Is breaking Facebook TOS?

To be honest, I’m not sure. Take a look at this

Facebook Timeline for brands is brand new and as such, the nuances and intricacies of the new user interface are still being worked out*. However, a good place to start when dealing with a new service structure is the service supplier themselves. In this instance, that’s Facebook.

Their [new] terms of service (specifically to the cover photo) state:


All covers are public. This means that anyone who visits your Page will be able to see your cover. Covers can’t be deceptive, misleading, or infringe on anyone else’s copyright. You may not encourage people to upload your cover to their personal timelines.
Covers may not include:

  1. Price or purchase information, such as “40% off” or “Download it on”;
  2. Contact information such as a website address, email, mailing address, or information that should go in your Page’s “About” section;
  3. References to Facebook features or actions, such as “Like” or “Share” or an arrow pointing from the cover photo to any of these features; or
  4. Calls to action, such as “Get it now” or “Tell your friends.”


I interpret that asOi! No special offers on your cover photo!‘ 


…but I could be wrong.

Being unsure (and in constant search of a decent debate), I asked Twitter

Ask Twitter

The crowd certainly think so – although, funnily enough, Play didn’t respond.

Covers including special offers certainly seem off limits from the Facebook’s terms of service and, in all honesty, that’s what I’ve been advising friends, colleagues and clients when it comes to embracing Facebook’s new Timeline layout…

Either way, Play are sailing pretty close to the wind. Wouldn’t you say?
Friends, readers and peers – what do you think?

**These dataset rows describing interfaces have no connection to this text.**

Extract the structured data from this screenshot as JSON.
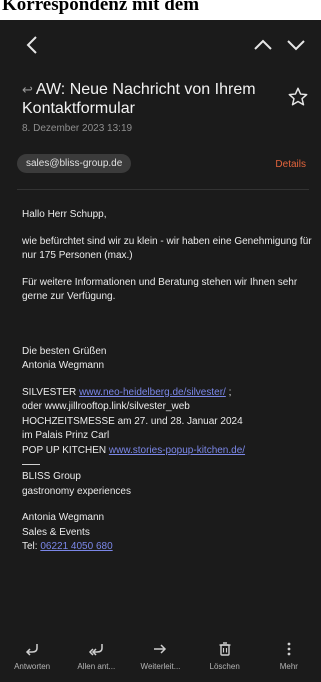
{
  "banner": {
    "text": "Korrespondenz mit dem"
  },
  "header": {
    "back_icon": "chevron-left-icon",
    "prev_icon": "chevron-up-icon",
    "next_icon": "chevron-down-icon"
  },
  "message": {
    "reply_indicator": "↩",
    "subject": "AW: Neue Nachricht von Ihrem Kontaktformular",
    "date": "8. Dezember 2023  13:19",
    "star_icon": "star-outline-icon",
    "sender": "sales@bliss-group.de",
    "details_label": "Details"
  },
  "body": {
    "greeting": "Hallo Herr Schupp,",
    "para1": "wie befürchtet sind wir zu klein - wir haben eine Genehmigung für nur 175 Personen (max.)",
    "para2": "Für weitere Informationen und Beratung stehen wir Ihnen sehr gerne zur Verfügung.",
    "closing1": "Die besten Grüßen",
    "closing2": "Antonia Wegmann",
    "silvester_prefix": "SILVESTER ",
    "silvester_link": "www.neo-heidelberg.de/silvester/",
    "silvester_suffix": " ;",
    "line_oder": "oder www.jillrooftop.link/silvester_web",
    "line_messe": "HOCHZEITSMESSE am 27. und 28. Januar 2024",
    "line_palais": "im Palais Prinz Carl",
    "popup_prefix": "POP UP KITCHEN ",
    "popup_link": "www.stories-popup-kitchen.de/",
    "company": "BLISS Group",
    "tagline": "gastronomy experiences",
    "sig_name": "Antonia Wegmann",
    "sig_role": "Sales & Events",
    "tel_label": "Tel: ",
    "tel_link": "06221 4050 680"
  },
  "bottom_nav": [
    {
      "label": "Antworten",
      "icon": "reply-icon"
    },
    {
      "label": "Allen ant...",
      "icon": "reply-all-icon"
    },
    {
      "label": "Weiterleit...",
      "icon": "forward-icon"
    },
    {
      "label": "Löschen",
      "icon": "trash-icon"
    },
    {
      "label": "Mehr",
      "icon": "more-vertical-icon"
    }
  ],
  "colors": {
    "background": "#1b1b1b",
    "accent": "#e2643c",
    "link": "#7b87e8"
  }
}
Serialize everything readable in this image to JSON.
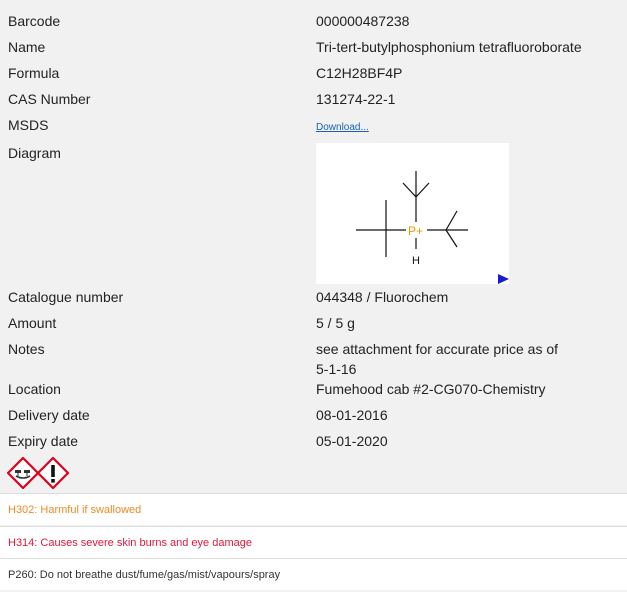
{
  "details": [
    {
      "label": "Barcode",
      "value": "000000487238"
    },
    {
      "label": "Name",
      "value": "Tri-tert-butylphosphonium tetrafluoroborate"
    },
    {
      "label": "Formula",
      "value": "C12H28BF4P"
    },
    {
      "label": "CAS Number",
      "value": "131274-22-1"
    },
    {
      "label": "MSDS",
      "value": "Download..."
    },
    {
      "label": "Diagram",
      "value": ""
    },
    {
      "label": "Catalogue number",
      "value": "044348 / Fluorochem"
    },
    {
      "label": "Amount",
      "value": "5 / 5 g"
    },
    {
      "label": "Notes",
      "value_line1": "see attachment for accurate price as of",
      "value_line2": "5-1-16"
    },
    {
      "label": "Location",
      "value": "Fumehood cab #2-CG070-Chemistry"
    },
    {
      "label": "Delivery date",
      "value": "08-01-2016"
    },
    {
      "label": "Expiry date",
      "value": "05-01-2020"
    }
  ],
  "diagram": {
    "atom_label": "P+",
    "h_label": "H",
    "atom_color": "#e0a000"
  },
  "hazard_pictograms": [
    "corrosion-icon",
    "exclamation-mark-icon"
  ],
  "statements": [
    {
      "text": "H302: Harmful if swallowed",
      "color": "#f08a24"
    },
    {
      "text": "H314: Causes severe skin burns and eye damage",
      "color": "#e0183c"
    },
    {
      "text": "P260: Do not breathe dust/fume/gas/mist/vapours/spray",
      "color": "#333333"
    }
  ],
  "colors": {
    "background": "#f1f1f1",
    "link": "#1a5fb4",
    "hazard_red": "#e0001a"
  }
}
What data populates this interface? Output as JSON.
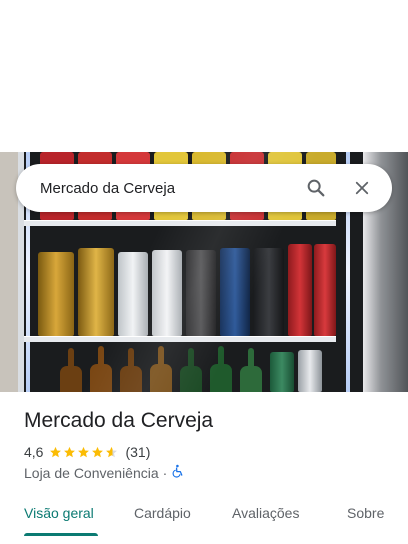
{
  "search": {
    "query": "Mercado da Cerveja",
    "search_icon": "search-icon",
    "close_icon": "close-icon"
  },
  "photo": {
    "subject": "beer-fridge-photo"
  },
  "place": {
    "name": "Mercado da Cerveja",
    "rating": "4,6",
    "stars": 4.6,
    "review_count": "(31)",
    "category": "Loja de Conveniência",
    "separator": "·",
    "accessibility_icon": "wheelchair-icon"
  },
  "tabs": [
    {
      "label": "Visão geral",
      "active": true
    },
    {
      "label": "Cardápio",
      "active": false
    },
    {
      "label": "Avaliações",
      "active": false
    },
    {
      "label": "Sobre",
      "active": false
    }
  ],
  "colors": {
    "accent": "#0b7a72",
    "star": "#fbbc04",
    "star_empty": "#dadce0"
  }
}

Better yet, why don’t we ask Play?



*for example: knowing how many characters you should use in your ‘about’ section.